Drive: Director’s Cut (1997) Movie Review

Steve Wang’s “Drive” is an exceptionally entertaining action film, but it’s a miserable everything else. The movie, about a Hong Kong supersoldier who escapes to America with an army of inept bad guys on his tail, would make a fine Jet Li movie, and in fact you get the feeling that lead Mark Dacascos has been directed by Wang to act as if he was Jet Li. I know it sounds confusing, but if you’ve seen any number of Li’s movies you’ll know what I mean.

Dacascos plays Toby Wong, a Hong Kong agent carrying around a super duper bio-weapon implanted in his chest that allows him to do incredible feats like…well, he really doesn’t do much with it except punch and kick and spin really fast. Regardless, Toby is wanted by the Evil Corporation that put the implant in him and they’ve spared no expense to get him back alive. Escaping to America, Wong finds help in the form of Malik (Kadeem Hardison), an unemployed barfly who becomes Wong’s unwilling ally. Oh, and if Wong can get to a friendly American corporation in time, they’ll remove the implant from his chest and give him a cool $5 million in exchange.

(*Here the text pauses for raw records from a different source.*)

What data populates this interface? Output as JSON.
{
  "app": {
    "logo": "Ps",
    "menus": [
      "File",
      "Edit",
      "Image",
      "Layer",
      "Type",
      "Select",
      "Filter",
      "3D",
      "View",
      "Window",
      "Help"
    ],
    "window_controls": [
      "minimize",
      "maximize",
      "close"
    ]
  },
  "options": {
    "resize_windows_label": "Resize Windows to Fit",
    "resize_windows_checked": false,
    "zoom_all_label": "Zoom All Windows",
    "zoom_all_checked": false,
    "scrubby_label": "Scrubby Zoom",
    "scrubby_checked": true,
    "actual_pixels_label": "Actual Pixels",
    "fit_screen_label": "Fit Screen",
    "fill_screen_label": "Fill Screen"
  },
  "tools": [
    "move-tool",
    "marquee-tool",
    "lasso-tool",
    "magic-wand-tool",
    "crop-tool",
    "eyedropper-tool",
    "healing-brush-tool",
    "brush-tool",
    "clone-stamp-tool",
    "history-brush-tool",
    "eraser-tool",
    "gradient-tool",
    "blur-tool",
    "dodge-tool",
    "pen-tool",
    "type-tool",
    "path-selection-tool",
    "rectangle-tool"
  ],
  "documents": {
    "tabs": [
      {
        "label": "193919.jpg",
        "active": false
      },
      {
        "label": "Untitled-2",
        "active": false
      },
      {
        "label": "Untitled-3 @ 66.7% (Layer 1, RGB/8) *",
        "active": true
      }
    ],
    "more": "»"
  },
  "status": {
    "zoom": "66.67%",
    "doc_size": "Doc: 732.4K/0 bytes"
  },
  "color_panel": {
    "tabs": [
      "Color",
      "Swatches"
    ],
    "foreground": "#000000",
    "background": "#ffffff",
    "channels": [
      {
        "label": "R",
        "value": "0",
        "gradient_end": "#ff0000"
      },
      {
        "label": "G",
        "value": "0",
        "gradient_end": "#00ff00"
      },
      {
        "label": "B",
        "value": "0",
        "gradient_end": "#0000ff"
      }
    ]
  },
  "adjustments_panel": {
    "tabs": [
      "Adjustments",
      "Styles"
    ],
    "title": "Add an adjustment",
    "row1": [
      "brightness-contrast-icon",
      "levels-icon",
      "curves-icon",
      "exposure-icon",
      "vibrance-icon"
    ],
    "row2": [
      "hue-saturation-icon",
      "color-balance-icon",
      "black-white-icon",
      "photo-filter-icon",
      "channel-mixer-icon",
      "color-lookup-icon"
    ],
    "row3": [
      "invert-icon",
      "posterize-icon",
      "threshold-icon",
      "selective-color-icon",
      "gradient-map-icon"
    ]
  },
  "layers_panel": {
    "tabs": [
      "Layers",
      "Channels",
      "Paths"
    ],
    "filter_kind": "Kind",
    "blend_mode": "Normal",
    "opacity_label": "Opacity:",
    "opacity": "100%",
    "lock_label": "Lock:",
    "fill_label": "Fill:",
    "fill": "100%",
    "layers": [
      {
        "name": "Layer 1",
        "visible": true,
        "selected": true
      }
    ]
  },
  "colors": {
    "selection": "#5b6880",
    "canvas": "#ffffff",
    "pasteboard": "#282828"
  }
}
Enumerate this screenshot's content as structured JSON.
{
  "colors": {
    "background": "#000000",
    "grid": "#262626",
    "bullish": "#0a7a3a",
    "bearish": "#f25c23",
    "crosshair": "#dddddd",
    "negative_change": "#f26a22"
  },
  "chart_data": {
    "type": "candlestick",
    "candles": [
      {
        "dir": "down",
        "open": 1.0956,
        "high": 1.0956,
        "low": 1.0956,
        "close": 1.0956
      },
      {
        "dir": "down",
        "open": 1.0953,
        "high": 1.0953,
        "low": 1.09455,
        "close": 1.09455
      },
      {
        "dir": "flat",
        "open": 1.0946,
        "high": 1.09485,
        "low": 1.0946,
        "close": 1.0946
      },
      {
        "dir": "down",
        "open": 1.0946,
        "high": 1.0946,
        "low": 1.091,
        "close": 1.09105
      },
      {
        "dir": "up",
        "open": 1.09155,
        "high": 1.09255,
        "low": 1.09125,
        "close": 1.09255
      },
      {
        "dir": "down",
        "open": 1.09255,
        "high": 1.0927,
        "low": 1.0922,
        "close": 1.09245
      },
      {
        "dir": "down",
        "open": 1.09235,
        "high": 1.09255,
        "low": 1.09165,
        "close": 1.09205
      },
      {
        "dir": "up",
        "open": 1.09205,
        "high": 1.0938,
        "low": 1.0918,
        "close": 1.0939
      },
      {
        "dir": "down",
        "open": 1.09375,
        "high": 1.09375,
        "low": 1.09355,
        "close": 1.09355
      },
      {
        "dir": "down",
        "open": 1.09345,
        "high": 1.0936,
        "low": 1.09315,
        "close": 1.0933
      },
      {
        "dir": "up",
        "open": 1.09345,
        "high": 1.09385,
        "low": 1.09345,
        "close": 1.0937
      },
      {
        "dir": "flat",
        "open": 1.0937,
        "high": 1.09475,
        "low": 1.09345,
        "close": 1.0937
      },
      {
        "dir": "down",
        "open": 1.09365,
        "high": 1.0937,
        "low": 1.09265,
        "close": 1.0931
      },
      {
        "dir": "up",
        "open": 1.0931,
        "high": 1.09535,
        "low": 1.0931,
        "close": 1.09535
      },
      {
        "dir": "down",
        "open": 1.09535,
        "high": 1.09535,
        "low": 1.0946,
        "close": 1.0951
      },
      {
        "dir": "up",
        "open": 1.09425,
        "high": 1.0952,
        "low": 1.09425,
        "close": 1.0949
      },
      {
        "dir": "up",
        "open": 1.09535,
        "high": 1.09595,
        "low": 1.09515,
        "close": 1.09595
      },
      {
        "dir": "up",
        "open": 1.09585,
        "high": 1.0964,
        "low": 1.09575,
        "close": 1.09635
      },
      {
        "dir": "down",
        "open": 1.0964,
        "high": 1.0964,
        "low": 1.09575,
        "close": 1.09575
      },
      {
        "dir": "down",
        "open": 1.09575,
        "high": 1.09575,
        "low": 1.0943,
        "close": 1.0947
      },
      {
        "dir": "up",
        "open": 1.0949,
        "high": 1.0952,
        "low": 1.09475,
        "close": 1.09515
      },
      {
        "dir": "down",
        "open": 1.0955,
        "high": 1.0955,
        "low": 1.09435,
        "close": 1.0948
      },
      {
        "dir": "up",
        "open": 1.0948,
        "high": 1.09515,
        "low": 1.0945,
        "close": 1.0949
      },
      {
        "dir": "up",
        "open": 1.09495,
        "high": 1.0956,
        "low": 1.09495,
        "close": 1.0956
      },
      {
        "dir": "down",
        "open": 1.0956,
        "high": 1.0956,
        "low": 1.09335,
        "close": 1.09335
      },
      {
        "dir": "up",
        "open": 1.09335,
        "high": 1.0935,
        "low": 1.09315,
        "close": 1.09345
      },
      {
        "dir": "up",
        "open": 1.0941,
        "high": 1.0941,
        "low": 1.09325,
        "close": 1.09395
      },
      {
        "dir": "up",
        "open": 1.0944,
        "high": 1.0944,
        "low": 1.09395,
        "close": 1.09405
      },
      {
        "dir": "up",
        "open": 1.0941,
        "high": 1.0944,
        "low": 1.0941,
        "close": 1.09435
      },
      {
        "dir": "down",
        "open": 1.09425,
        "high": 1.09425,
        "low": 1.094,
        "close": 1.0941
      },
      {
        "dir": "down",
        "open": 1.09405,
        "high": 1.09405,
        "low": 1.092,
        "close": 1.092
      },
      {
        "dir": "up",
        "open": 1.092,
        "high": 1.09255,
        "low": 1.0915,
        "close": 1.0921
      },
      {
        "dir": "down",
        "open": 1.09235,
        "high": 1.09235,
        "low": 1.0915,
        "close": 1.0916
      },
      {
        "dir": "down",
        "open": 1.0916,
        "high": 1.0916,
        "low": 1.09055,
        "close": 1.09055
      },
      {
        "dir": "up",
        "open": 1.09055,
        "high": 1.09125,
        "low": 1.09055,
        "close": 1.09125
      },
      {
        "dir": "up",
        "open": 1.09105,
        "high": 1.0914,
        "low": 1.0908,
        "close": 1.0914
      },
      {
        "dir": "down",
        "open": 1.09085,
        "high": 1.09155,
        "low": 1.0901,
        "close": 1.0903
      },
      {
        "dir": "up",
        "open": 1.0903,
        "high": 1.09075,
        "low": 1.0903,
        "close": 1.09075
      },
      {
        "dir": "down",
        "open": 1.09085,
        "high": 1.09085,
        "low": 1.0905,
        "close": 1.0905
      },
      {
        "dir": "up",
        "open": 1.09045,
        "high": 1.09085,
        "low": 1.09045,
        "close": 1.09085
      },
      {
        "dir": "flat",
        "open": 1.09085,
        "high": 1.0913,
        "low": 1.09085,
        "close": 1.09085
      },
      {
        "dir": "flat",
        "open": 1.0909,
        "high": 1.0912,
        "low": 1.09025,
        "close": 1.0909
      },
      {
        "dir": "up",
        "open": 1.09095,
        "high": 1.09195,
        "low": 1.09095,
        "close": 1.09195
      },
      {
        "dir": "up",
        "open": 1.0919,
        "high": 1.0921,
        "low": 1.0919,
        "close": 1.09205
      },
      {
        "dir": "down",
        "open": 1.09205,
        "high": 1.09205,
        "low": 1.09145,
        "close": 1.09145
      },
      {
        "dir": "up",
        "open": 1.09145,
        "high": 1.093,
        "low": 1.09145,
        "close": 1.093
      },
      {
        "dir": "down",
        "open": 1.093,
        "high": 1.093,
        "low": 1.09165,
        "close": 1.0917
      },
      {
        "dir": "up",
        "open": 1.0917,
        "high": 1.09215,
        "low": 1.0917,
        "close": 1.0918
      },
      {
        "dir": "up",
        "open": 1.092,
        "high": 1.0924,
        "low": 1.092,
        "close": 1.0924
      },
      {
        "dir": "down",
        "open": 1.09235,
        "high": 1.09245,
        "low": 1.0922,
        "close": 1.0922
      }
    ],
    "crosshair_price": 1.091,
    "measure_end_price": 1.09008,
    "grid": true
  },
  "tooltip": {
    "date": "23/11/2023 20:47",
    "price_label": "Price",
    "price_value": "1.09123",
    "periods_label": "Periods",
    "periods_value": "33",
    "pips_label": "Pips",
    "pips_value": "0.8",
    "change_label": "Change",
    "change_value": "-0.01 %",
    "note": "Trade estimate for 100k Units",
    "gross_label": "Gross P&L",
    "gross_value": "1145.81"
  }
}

Let me first say that they don’t make movies like “Drive” anymore. Or at least, they don’t make movies like “Drive” this entertaining anymore. Films like this really makes you wish you didn’t have a brain. The most egregious example of lapses in logic is the fact that the assassins on Wong’s trail are blowing up everything in sight and yet the only time the cops show up is during a shootout at a bar. And even then the presence of law enforcement is just to justify Wong taking Hardison’s Malik hostage so they can begin that male bonding thing. If a motel by the side of a major interstate getting blasted by 3 missiles doesn’t bring the cops, nothing will. It’s a good thing, too, since these bad guys have as much discretion as a 3-ton elephant running through a nursing home.

Of course I’m being unfair by picking on Scott Phillips’ moronic screenplay. Neither Phillips nor director Steve Wang care enough to even bother disguising the fact that their movie exists in a bubble where logic doesn’t exist, so why should I call them on it? As a reward for the audience temporarily removing their brain, Wang has injected the film with intense Hong Kong-style action, which means there are a lot of posing and a lot of Chinese stuntmen getting kicked, go flying through the air, and do some cool spinning thing before finally hitting the ground, wall, or whatever happens to be in their way.

John Pyper-Ferguson has the Ugly American role. Not only is Ferguson’s Madison attired in country and western wear, but just in case you still haven’t “got” that he’s a racist redneck, he insults anyone who isn’t white and, later in the film, uses a whip to beat a black man. Are we supposed to hate this guy? I think so! As the head mercenary, Madison is ordered to bring Wong back in one piece, although he is allowed to shoot Wong in the legs to subdue him. Which brings me to this observation: Madison and company sure seem arbitrary about the “don’t shoot him above the legs” policy. At one point Madison blows up a motel while Wong is supposed to be in it. At other times Madison instructs his people to shoot Wong only in the legs. I’m confused.

You’ll have to excuse me for trying to inject a bit of reason into one single thing that “Drive” does, because I just can’t help myself. Anyways, Mark Dacascos (“Crying Freeman”) is very good in the role of the reformed assassin, although I have to wonder why a guy working as a Red Chinese killer in Hong Kong is named “Toby”. And while the movie tells us that the implant in Wong’s chest makes him faster and stronger, apparently they lied, because Wong keeps kicking and punching and beating up Madison’s mercenaries, and yet they keep coming and coming and coming! Super strength? I think not.

Kadeem Hardison (“Showtime”) plays the smart-alecky buddy well, and also gets in some good one-liners. His role is pretty much the comedian to Dacascos’ straight man, and the two offer up some decent chemistry. Brittany Murphy (“8 Mile”) shows up as a ditzy motel manager who helps the boys out.

“Drive” is a terrific action film, filled with inspired martial arts sequences. Unfortunately that’s pretty much all the movie has to offer. Mark Dacascos has never looked more “Hong Kong”, even if the actor himself doesn’t actually look Chinese. For that matter, it seems rather odd that all the supposedly Chinese characters are played by Japanese actors. And no, I don’t have to see their real names to know they’re Japanese and not Chinese.

On an interesting note, “Drive” features not one, not two, not even three, but four scenes of actors running heroically away from exploding fireballs. Now that has got to be some kind of record!

Steve Wang (director) / Scott Phillips (screenplay)
CAST: Mark Dacascos …. Toby Wong
Kadeem Hardison …. Malik Brody
John Pyper-Ferguson …. Vic Madison
Brittany Murphy …. Deliverance Bodine

Buy Drive on DVD